Ibn Khaldun’s definition of the transmitted sciences implies that he equated them with the religious sciences. Qutb al-Din gave a more universal definition of the naqliy so that his idea of transmission could embrace the non-religious sciences, such as the science of language. His definition also raises problems for the role of intellect in the religious sciences. He was prepared to only grant a limited role to the intellect in matters relating problems of detail with basic principles of religion. Qutb al-Din presented a different view of the role of ‘aql in the religious sciences. He admitted the possibility of religious sciences having an ‘aqliy component. For him, this possibility is not limited to detailed issues pertaining to religion. On the contrary, the human intellect is capable of demonstrating the truth of the existence and unity of God and the truth of prophecy, both of which are considered as basic principles of religion.
Contemporary critiques of the Ibn Khaldun classification
It is the traditional classification of the sciences as popularized by Ibn Khaldun that has invited strong criticism from many contemporary Muslim scholars. The criticism is directed at the categorization of all knowledge into the intellectual (al-‘aqliy) and the religious (al-naqli) and at the thesis that the distinction between the two would serve as the best basis for classification of the sciences. According to Fazlur Rahman, the division of the sciences into the religious and the intellectual must be regarded as “the most fateful distinction that came to be made” in the intellectual history of Islam. In his view, the seeds of the decline of science and philosophy in Islam can be partly traced to that distinction. Ismail R. al-Faruqi also criticized the naqliy-‘aqliy distinction as unacceptable to Islam, since the distinction seems to negate the rationality of the religion of Islam. To put religion under the category of the transmitted sciences, as contrasted with the ‘aqliy, which he understands as meaning the rational, is tantamount to saying that Islam is not a rational religion.
Other critics point out to the discrepancy between Ibn Khaldun’s two-fold division of knowledge and his enumeration of the sciences. Thus again raised is the issue of the problems inherent in the ‘aqliy-naqliy division.
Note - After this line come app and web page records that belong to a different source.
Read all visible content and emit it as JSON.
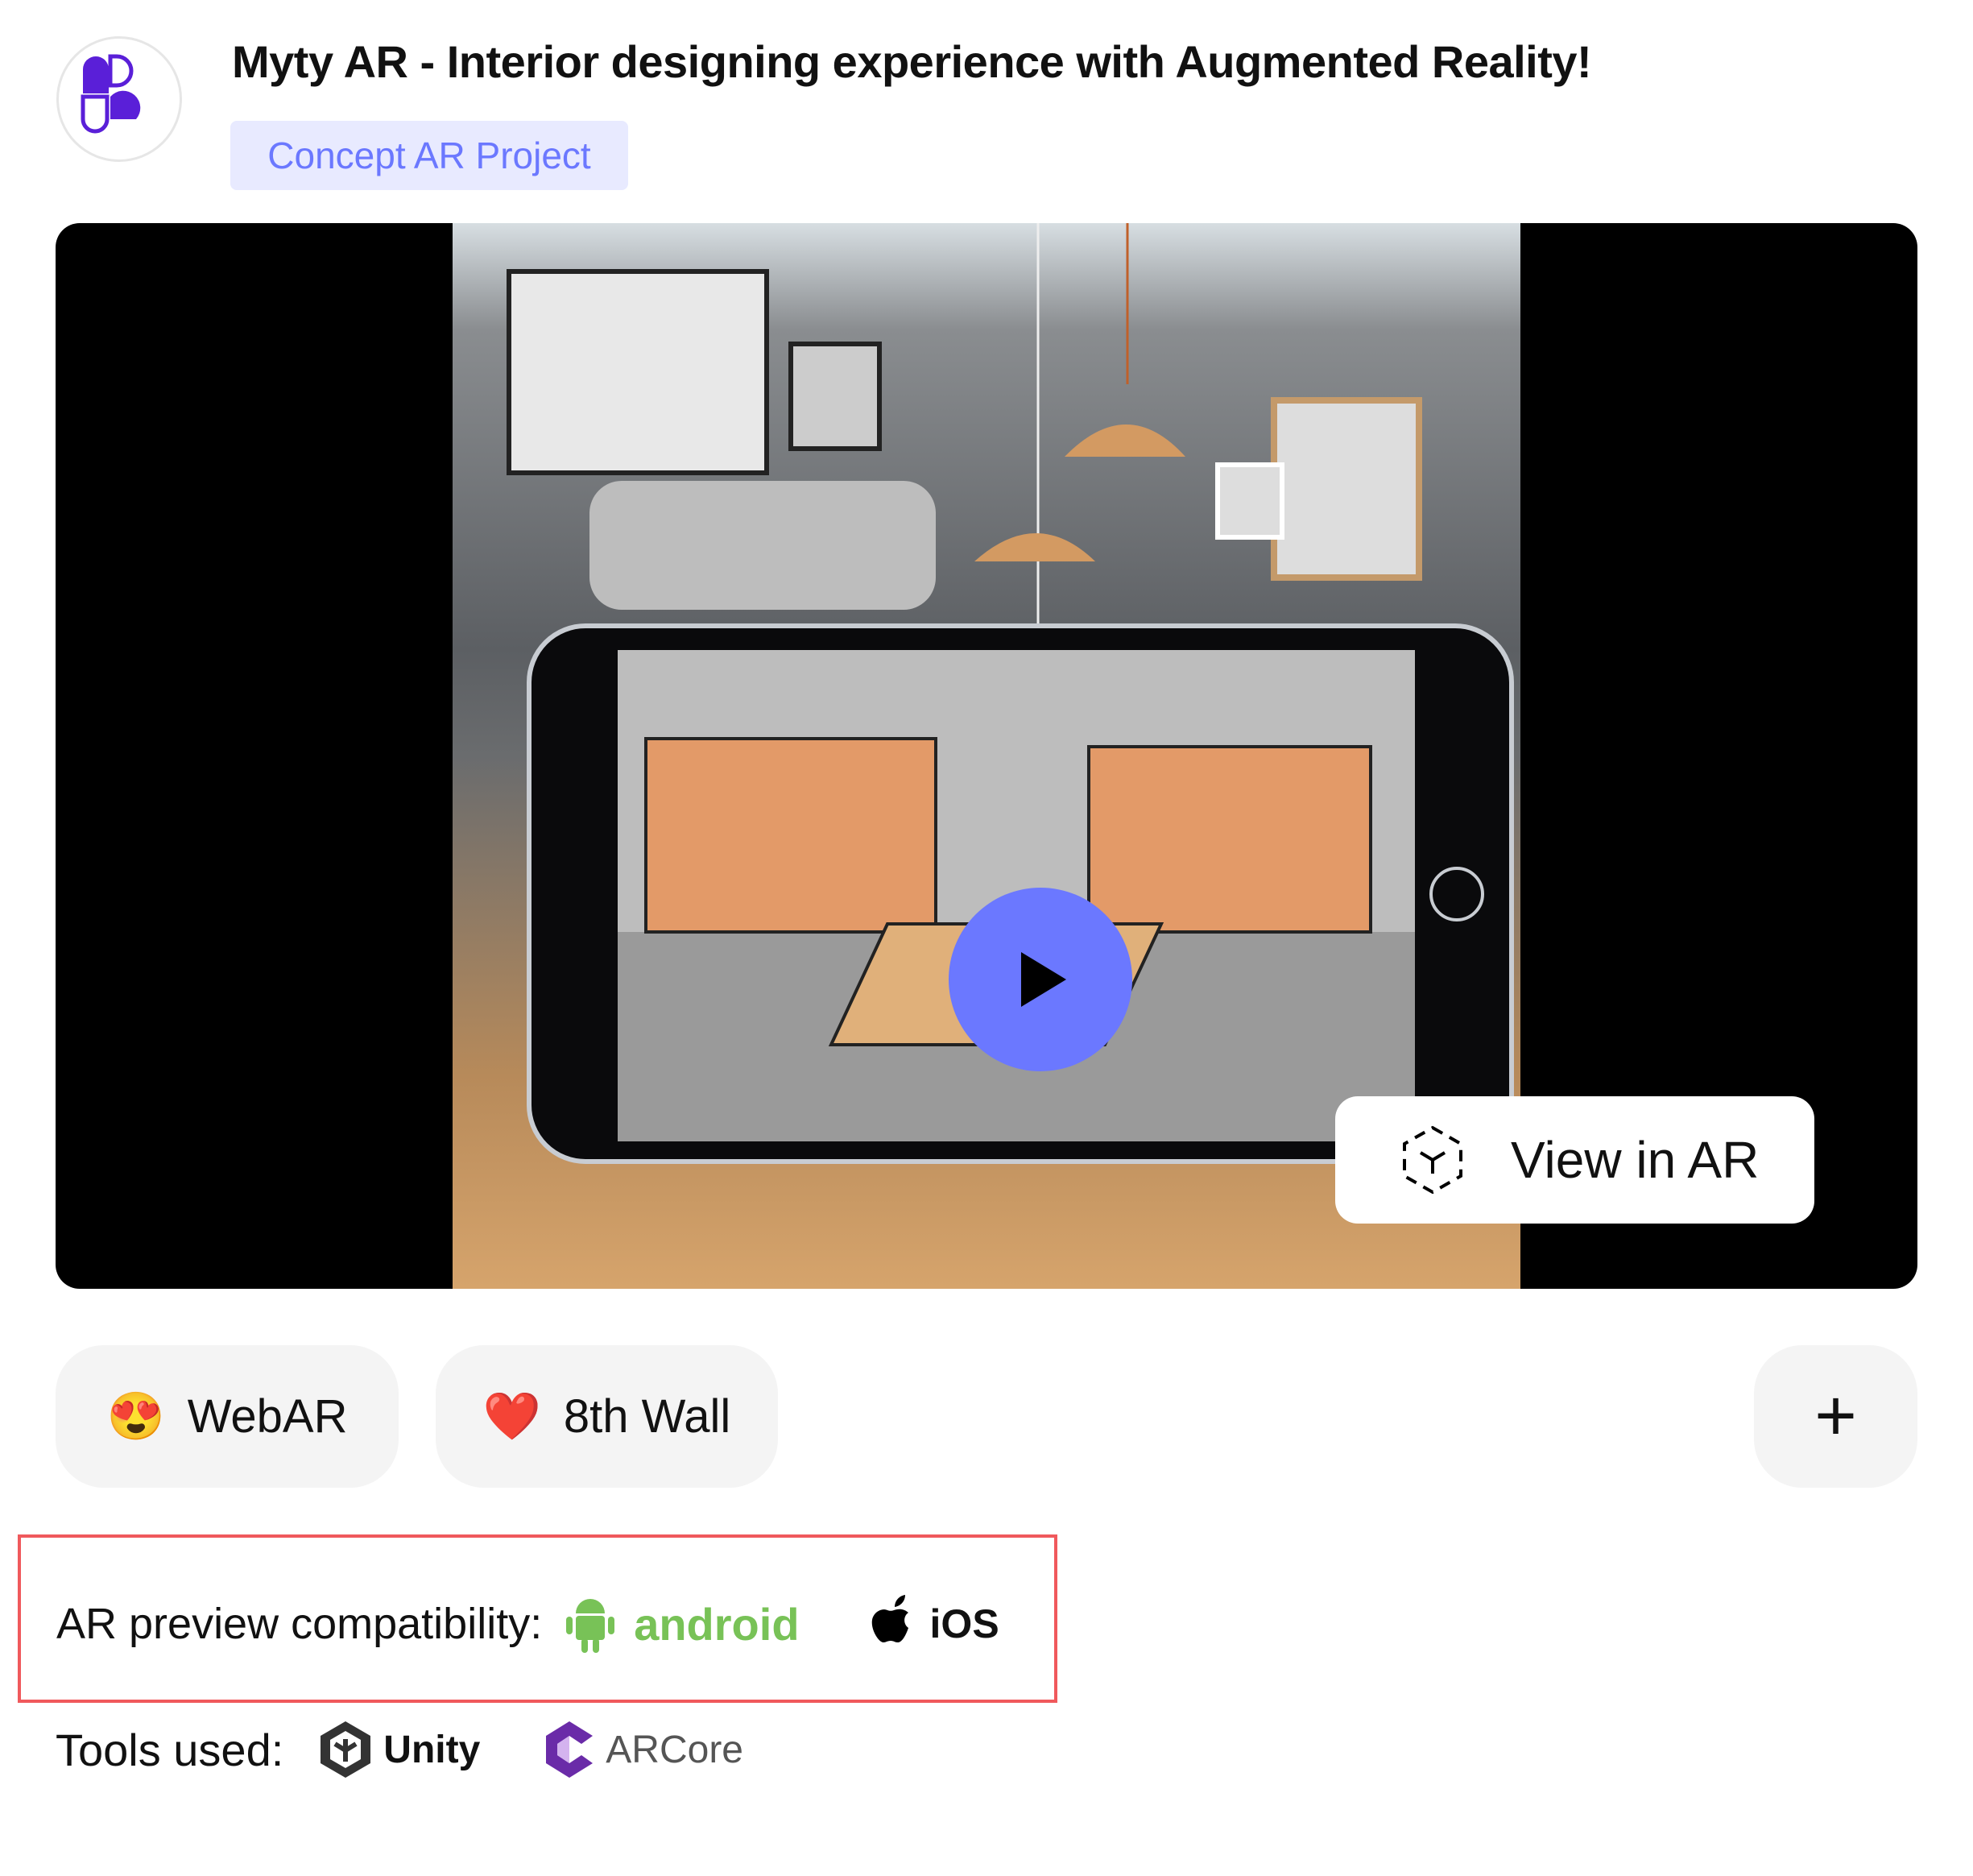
{
  "header": {
    "title": "Myty AR - Interior designing experience with Augmented Reality!",
    "badge": "Concept AR Project",
    "logo_color": "#5a1fd8"
  },
  "video": {
    "play_icon": "play-icon",
    "view_in_ar_label": "View in AR",
    "accent": "#6b78ff"
  },
  "tags": [
    {
      "emoji": "😍",
      "label": "WebAR"
    },
    {
      "emoji": "❤️",
      "label": "8th Wall"
    }
  ],
  "add_label": "+",
  "compatibility": {
    "label": "AR preview compatibility:",
    "platforms": [
      {
        "name": "android",
        "color": "#78c257"
      },
      {
        "name": "iOS",
        "color": "#000000"
      }
    ]
  },
  "tools": {
    "label": "Tools used:",
    "items": [
      {
        "name": "Unity"
      },
      {
        "name": "ARCore"
      }
    ]
  }
}
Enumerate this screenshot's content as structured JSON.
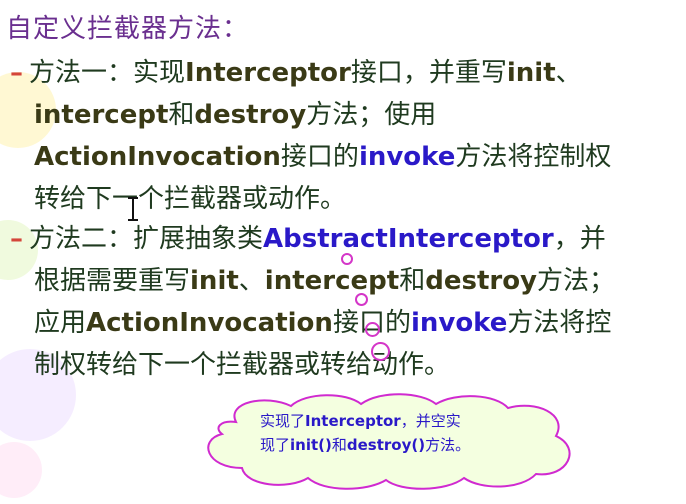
{
  "title": "自定义拦截器方法：",
  "bullet1": {
    "line1": {
      "pre": "方法一：实现",
      "kw": "Interceptor",
      "mid": "接口，并重写",
      "kw2": "init",
      "post": "、"
    },
    "line2": {
      "kw": "intercept",
      "mid": "和",
      "kw2": "destroy",
      "post": "方法；使用"
    },
    "line3": {
      "kw": "ActionInvocation",
      "mid": "接口的",
      "kw2": "invoke",
      "post": "方法将控制权"
    },
    "line4": "转给下一个拦截器或动作。"
  },
  "bullet2": {
    "line1": {
      "pre": "方法二：扩展抽象类",
      "kw": "AbstractInterceptor",
      "post": "，并"
    },
    "line2": {
      "pre": "根据需要重写",
      "kw": "init",
      "mid": "、",
      "kw2": "intercept",
      "mid2": "和",
      "kw3": "destroy",
      "post": "方法；"
    },
    "line3": {
      "pre": "应用",
      "kw": "ActionInvocation",
      "mid": "接口的",
      "kw2": "invoke",
      "post": "方法将控"
    },
    "line4": "制权转给下一个拦截器或转给动作。"
  },
  "callout": {
    "line1_pre": "实现了",
    "line1_kw": "Interceptor",
    "line1_post": "，并空实",
    "line2_pre": "现了",
    "line2_kw": "init()",
    "line2_mid": "和",
    "line2_kw2": "destroy()",
    "line2_post": "方法。"
  },
  "colors": {
    "title": "#6a2f8f",
    "body_text": "#1f3a1f",
    "keyword_dark": "#3a3a16",
    "keyword_blue": "#2a19c8",
    "dash": "#d4453a",
    "cloud_fill": "#f4ffe0",
    "cloud_stroke": "#d02ad0"
  }
}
Abderrahman Lakhsassi, for example, thinks that Ibn Khaldun is not clear about the issue of the need to match his criteria of the division of the sciences with the list of the sciences he has given.
In my view, some of the points raised in these critiques have been answered by Qutb al-Din. It is unfortunate that his classification is little known among contemporary Muslims. The ‘aqliy-naqliy division is a legitimate one, but the limits of its validity need to be observed. Among other things, we need to refine our definitions of the two terms so that they do not put into question our epistemology or theory of knowledge that serves as the basis of this division. Since we are comparing Ibn Khaldun’s classification with that of Qutb al-Din, perhaps in responding to the former, we need to look deeper into the latter’s still little studied “Pearls of the Crown.”
This paper is presented at the International Conference on Ibn Khaldun’s Legacy and Its Contemporary Significance organized by International Institute of Islamic Thought and Civilization (ISTAC), International Islamic University, Malaysia on November 20-22, 2006 at Marriott Hotel, Putrajaya